A Geopolitical Look At The U.S. Presidential Election

In this Sunday, Oct. 9, 2016, file photo, Republican presidential nominee Donald Trump and Democratic presidential nominee Hillary Clinton speak during the second presidential debate at Washington University in St. Louis. Trump gets outsized attention for what he’s tweeting and retweeting on a near-daily basis. But Clinton has a formidable digital media army, her own app and a rapid response team ready to blast out shareable soundbites from convention speeches, photos, videos and even temporary location-specific Snapchat filters mocking Republicans.
Republican presidential nominee Donald Trump and Democratic presidential nominee Hillary Clinton speak during the second presidential debate at Washington University in St. Louis. John Locher / AP Photo
In this Sunday, Oct. 9, 2016, file photo, Republican presidential nominee Donald Trump and Democratic presidential nominee Hillary Clinton speak during the second presidential debate at Washington University in St. Louis. Trump gets outsized attention for what he’s tweeting and retweeting on a near-daily basis. But Clinton has a formidable digital media army, her own app and a rapid response team ready to blast out shareable soundbites from convention speeches, photos, videos and even temporary location-specific Snapchat filters mocking Republicans.
Republican presidential nominee Donald Trump and Democratic presidential nominee Hillary Clinton speak during the second presidential debate at Washington University in St. Louis. John Locher / AP Photo
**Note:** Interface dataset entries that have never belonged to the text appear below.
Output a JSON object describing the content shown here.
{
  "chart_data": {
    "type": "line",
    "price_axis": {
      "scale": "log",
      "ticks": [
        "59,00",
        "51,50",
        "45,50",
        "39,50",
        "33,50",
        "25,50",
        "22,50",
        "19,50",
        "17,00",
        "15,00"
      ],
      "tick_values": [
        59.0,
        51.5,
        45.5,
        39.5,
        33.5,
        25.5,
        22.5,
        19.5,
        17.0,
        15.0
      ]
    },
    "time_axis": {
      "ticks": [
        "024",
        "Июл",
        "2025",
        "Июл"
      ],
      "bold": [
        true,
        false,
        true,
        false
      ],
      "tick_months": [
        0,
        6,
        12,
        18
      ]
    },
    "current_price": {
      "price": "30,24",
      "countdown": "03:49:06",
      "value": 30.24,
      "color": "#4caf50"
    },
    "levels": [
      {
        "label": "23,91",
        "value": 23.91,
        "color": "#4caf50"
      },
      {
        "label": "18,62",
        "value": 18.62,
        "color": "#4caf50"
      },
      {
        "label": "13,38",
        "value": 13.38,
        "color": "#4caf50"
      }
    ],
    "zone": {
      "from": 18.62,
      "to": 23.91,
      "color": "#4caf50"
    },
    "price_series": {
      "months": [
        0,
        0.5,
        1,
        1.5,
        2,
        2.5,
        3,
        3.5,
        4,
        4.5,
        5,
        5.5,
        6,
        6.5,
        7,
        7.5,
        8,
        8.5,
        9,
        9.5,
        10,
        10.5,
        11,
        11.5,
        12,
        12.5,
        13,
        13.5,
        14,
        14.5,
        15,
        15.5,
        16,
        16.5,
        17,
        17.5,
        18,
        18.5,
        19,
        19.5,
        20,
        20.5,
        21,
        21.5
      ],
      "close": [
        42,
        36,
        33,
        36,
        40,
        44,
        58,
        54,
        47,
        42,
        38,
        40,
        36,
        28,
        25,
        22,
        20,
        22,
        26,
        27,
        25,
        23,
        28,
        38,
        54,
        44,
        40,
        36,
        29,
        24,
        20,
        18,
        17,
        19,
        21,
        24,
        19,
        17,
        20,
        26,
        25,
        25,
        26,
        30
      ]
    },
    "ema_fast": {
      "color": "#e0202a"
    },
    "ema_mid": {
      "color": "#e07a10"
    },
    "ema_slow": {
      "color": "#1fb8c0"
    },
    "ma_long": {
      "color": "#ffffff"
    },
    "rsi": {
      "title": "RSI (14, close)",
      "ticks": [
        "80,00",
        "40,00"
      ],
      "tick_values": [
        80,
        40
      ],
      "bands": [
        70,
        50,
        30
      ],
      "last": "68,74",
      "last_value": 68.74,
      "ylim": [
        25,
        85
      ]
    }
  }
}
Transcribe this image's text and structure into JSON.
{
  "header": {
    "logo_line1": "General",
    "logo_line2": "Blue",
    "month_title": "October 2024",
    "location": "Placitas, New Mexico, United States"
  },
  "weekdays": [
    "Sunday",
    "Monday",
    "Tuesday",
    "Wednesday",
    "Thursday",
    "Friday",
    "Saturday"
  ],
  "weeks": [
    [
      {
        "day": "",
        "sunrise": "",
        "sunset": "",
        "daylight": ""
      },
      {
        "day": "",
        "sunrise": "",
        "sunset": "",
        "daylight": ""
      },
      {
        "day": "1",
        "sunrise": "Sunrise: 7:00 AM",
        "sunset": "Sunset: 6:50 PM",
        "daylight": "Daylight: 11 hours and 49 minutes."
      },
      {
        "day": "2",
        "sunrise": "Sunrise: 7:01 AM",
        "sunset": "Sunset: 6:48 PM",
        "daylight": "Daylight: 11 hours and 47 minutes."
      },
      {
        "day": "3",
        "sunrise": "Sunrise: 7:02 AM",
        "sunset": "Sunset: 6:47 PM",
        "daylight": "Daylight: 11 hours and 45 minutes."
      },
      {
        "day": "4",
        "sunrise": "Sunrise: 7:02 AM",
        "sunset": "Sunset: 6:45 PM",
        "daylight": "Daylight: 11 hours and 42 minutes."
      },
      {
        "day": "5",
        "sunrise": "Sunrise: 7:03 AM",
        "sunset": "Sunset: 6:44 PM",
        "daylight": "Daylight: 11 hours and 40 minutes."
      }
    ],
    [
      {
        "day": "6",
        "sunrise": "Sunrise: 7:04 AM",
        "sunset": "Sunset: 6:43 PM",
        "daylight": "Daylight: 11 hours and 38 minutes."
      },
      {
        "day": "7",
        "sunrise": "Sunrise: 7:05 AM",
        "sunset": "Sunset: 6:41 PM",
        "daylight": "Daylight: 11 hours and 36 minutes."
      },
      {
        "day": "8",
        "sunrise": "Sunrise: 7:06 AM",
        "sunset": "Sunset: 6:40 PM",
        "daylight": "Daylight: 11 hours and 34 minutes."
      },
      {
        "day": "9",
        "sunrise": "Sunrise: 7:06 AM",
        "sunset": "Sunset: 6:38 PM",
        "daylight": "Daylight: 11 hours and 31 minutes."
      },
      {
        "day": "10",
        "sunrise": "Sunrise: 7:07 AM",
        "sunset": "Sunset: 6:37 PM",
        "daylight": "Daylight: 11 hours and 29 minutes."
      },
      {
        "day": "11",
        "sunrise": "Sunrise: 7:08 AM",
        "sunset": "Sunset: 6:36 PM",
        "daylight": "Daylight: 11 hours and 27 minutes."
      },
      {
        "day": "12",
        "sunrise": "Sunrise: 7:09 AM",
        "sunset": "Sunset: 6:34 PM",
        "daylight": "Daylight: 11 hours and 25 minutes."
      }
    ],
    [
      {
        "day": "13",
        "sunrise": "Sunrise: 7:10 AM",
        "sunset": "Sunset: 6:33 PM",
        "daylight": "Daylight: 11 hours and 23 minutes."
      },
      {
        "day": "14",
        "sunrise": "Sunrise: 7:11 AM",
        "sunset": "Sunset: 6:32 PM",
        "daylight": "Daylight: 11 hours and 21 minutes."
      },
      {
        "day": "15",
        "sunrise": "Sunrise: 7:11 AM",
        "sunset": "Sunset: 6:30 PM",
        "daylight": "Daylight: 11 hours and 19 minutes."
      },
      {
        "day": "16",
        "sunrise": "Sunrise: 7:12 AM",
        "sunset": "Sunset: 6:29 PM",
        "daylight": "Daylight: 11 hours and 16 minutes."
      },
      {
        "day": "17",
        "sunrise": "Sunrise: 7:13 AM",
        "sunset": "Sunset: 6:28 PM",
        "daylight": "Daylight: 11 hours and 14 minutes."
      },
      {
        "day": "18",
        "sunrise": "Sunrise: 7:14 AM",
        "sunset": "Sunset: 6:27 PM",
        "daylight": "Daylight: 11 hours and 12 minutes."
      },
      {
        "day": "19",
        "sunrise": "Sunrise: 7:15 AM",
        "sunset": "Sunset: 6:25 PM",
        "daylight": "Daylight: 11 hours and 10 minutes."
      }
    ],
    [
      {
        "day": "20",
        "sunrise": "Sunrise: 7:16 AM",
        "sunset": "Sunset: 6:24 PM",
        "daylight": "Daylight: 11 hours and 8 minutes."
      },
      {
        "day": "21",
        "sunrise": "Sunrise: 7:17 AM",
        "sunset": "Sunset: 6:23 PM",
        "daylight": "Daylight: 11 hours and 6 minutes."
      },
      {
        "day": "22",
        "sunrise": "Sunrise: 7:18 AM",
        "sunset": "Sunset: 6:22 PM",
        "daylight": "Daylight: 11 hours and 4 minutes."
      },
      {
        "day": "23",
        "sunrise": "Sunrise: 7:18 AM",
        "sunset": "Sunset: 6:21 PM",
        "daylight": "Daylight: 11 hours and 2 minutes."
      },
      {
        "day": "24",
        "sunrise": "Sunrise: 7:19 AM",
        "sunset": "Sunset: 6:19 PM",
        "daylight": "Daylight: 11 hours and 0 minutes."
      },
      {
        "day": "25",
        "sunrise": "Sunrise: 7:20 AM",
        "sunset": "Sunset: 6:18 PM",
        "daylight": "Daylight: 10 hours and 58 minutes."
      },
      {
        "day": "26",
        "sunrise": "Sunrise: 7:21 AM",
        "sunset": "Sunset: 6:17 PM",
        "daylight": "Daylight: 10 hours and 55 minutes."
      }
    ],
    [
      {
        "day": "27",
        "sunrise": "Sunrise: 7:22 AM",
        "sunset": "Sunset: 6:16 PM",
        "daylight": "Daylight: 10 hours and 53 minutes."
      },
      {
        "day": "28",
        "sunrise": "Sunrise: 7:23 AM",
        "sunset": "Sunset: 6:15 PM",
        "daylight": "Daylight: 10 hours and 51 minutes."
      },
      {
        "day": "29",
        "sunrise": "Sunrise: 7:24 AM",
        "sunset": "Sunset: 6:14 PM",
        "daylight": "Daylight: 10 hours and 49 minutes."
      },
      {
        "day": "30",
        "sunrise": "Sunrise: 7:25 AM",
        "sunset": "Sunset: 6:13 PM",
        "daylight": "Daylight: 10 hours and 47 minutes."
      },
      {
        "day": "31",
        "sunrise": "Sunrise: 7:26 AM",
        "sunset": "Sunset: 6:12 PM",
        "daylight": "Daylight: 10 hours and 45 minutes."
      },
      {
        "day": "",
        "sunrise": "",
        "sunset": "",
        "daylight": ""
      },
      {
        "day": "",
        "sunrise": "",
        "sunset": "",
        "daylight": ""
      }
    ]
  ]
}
A Geopolitical Look At The U.S. Presidential Election

All major polls show the Democratic presidential candidate Hillary Clinton with a close, but comfortable lead over Republican candidate, Donald Trump, and as we head towards Election Day, many world leaders and observers are watching.

We look at the elections from a geopolitical perspective with Steve Clemons, security analyst and Washington Editor-at-large of The Atlantic.